The brain is easily bored. This one fact explains why Apple does what it does in its product launches. A presentation based on the fundamentals of neuroscience includes frequent changes to keep people interested. But how frequent is "frequent" change? 

The answer: 10 minutes. 

Neuroscientists say our brains have a built-in stopwatch that ends around 10 minutes. In my conversations with University of Washington Medical School molecular biologist John Medina, he cites peer-reviewed studies that show people tune out of a presentation in the first 10 minutes. "The brain seems to be making choices according to some stubborn timing pattern, undoubtedly influenced by both culture and gene," he says. "This fact suggests a teaching and business imperative: Find a way to arouse and then hold somebody's attention for a specific period of time."

Medina and other neuroscientists say speakers can re-engage an audience every 10 minutes if they introduce a change. A change can include a video, a story, a demonstration, etc. 

In the Apple Event on September 12, the company introduced its newest Apple Watch (version four) and next generation iPhones. As they do in every major product presentation, Apple executives re-engaged the audience every 10 minutes. They do it by introducing change in the form of new voices. 

Apple shares the stage every 10 minutes or less.

In the first 60 minutes of Apple's September 12 event, the audience heard from 10 speakers (including chief designer Jony Ive, whose voice could be heard on a video describing the new Apple Watch). And no one spoke for more than 10 minutes.
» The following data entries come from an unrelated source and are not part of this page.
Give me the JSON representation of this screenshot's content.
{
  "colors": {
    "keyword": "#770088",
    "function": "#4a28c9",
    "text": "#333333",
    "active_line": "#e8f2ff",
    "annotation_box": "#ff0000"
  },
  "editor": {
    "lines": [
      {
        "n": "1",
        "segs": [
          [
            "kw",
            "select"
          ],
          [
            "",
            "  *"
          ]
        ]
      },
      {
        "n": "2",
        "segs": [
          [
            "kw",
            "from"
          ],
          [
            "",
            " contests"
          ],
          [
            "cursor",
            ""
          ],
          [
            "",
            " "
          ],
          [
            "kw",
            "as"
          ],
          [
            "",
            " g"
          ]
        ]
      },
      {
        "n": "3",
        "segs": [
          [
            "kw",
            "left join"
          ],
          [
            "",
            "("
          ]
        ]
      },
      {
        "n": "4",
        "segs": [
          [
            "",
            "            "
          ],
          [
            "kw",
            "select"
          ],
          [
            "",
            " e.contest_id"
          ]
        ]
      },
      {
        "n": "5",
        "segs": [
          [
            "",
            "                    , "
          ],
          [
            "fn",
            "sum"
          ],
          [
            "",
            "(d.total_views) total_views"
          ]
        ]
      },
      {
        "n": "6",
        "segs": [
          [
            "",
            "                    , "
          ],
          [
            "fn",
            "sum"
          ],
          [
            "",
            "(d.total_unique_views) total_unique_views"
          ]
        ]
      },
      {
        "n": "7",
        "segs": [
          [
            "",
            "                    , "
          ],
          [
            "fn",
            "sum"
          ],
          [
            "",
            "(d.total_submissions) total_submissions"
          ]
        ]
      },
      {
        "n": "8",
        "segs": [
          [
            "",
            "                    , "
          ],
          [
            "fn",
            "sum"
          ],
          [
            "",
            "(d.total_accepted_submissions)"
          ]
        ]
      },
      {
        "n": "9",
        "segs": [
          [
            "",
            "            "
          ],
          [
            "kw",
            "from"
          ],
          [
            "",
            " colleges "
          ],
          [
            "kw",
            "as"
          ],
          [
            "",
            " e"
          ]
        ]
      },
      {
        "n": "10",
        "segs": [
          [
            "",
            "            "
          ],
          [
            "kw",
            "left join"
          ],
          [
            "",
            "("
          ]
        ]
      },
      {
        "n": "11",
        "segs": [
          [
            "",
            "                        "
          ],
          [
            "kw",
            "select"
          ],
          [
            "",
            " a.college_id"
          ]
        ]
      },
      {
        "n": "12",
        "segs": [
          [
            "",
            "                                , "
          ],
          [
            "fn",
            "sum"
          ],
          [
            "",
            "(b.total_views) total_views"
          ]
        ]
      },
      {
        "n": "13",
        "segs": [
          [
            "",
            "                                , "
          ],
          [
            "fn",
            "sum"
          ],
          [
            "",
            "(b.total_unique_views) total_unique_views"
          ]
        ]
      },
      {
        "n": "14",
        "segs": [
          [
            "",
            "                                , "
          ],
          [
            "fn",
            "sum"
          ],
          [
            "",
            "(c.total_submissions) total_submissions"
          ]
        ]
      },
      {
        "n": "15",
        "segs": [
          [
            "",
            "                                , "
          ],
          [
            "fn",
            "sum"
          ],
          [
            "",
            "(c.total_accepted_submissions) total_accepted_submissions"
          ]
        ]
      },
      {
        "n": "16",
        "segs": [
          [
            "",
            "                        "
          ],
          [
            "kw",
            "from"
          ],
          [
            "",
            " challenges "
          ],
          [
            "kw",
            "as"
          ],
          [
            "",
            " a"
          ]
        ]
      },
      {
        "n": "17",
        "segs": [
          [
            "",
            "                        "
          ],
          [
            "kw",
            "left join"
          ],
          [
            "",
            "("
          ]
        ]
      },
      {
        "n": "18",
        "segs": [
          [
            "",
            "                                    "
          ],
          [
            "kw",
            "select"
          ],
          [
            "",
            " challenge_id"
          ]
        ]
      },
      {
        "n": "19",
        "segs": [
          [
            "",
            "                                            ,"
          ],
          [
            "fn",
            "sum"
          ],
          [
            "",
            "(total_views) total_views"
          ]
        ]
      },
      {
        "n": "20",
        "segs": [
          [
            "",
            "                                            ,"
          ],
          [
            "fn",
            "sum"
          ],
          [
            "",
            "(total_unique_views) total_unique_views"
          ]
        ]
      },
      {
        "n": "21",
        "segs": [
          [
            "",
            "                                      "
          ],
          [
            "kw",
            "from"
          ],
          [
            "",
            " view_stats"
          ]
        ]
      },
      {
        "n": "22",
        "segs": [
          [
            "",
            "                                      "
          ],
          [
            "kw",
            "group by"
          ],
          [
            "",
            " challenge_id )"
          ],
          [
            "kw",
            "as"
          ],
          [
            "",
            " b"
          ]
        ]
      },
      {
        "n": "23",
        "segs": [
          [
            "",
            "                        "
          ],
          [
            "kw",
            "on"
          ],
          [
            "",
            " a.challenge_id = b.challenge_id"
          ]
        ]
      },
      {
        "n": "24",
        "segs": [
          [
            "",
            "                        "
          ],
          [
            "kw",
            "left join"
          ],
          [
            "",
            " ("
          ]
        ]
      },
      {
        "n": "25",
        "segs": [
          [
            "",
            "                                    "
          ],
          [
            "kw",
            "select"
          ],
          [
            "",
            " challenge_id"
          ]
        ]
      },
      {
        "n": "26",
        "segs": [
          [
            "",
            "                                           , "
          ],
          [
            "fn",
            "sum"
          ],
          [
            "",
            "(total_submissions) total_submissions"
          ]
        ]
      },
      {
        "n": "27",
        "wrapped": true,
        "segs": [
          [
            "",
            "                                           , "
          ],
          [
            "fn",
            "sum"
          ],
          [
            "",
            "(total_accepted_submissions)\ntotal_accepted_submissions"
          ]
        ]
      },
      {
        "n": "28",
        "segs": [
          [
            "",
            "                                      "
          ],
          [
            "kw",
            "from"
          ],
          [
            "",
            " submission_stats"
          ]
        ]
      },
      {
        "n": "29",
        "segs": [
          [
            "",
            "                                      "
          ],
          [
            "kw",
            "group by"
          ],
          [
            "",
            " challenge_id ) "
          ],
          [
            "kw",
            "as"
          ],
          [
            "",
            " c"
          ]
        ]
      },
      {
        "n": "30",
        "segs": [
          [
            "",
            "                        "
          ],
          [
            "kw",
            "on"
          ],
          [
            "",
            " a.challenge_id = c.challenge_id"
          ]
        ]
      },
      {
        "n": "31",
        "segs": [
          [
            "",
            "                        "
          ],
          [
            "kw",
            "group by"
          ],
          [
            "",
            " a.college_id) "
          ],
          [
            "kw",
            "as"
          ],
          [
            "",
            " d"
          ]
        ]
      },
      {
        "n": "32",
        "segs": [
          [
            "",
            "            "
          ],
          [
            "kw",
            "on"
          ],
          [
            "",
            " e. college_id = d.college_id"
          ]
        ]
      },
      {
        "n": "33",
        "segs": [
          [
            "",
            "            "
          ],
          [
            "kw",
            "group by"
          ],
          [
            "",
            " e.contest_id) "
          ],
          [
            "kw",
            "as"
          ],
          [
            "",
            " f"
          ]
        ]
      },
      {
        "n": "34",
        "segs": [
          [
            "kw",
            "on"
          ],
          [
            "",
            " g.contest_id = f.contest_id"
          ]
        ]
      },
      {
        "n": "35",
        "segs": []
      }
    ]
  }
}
Here's an example of how it works.

  • Apple CEO Tim Cook takes the stage and spends five minutes bringing the audience up to date on sales and products and introduces the two themes of the day: the Apple Watch and new iPhones. 
  • After five minutes, Cook introduces Apple COO Jeff Williams to talk about the new Apple Watch. 
  • Two minutes later, Williams plays a video that shows off the design of the new watch. The video resets the audience's internal stopwatch. 
  • Williams takes to the stage again and speaks for the longest uninterrupted time of any speaker (12 minutes). Williams, though, paused frequently as he was interrupted by applause 12 times. His segment was probably scripted for 10 minutes or less.
  • Williams introduces another speaker, Ivor Benjamin, president of the American Heart Association. Benjamin speaks for two minutes about the new health feature on the Apple Watch--an EEG to measure heart rate. 
  • Williams presents for four minutes and plays another video. This time we hear the voice of chief designer, Jony Ive. 
  • The video ends two minutes later. Williams concludes his portion of the presentation and hands it back to Tim Cook. 

In the first 30 minutes, the audience watched three videos and heard four distinct voices. 

The remaining 90 minutes followed a similar template, with no speaker taking more than 10 minutes on stage.

Marketing chief Phil Schiller took over the iPhone portion of the presentation. He spoke for exactly 10 minutes before introducing an iPhone product marketing director, Kaianne Drance, to demonstrate how enhanced graphics will improve gaming and app development. She, in turn, shared the stage with three app developers who also brought along gamers and guests. In a 15-minute segment, the audience saw nine people share the stage.

Remember, the brain gets bored easily. Keep your listeners engaged by introducing a cast of characters. If you're pitching investors, bring along members of your team or a customer. If you're delivering a solo presentation, insert videos to reset your audience's internal stopwatch.

Above all, stick to the 10-minute rule to keep your audience's attention. Don't give your listeners a chance to get bored. 

Published on: Sep 13, 2018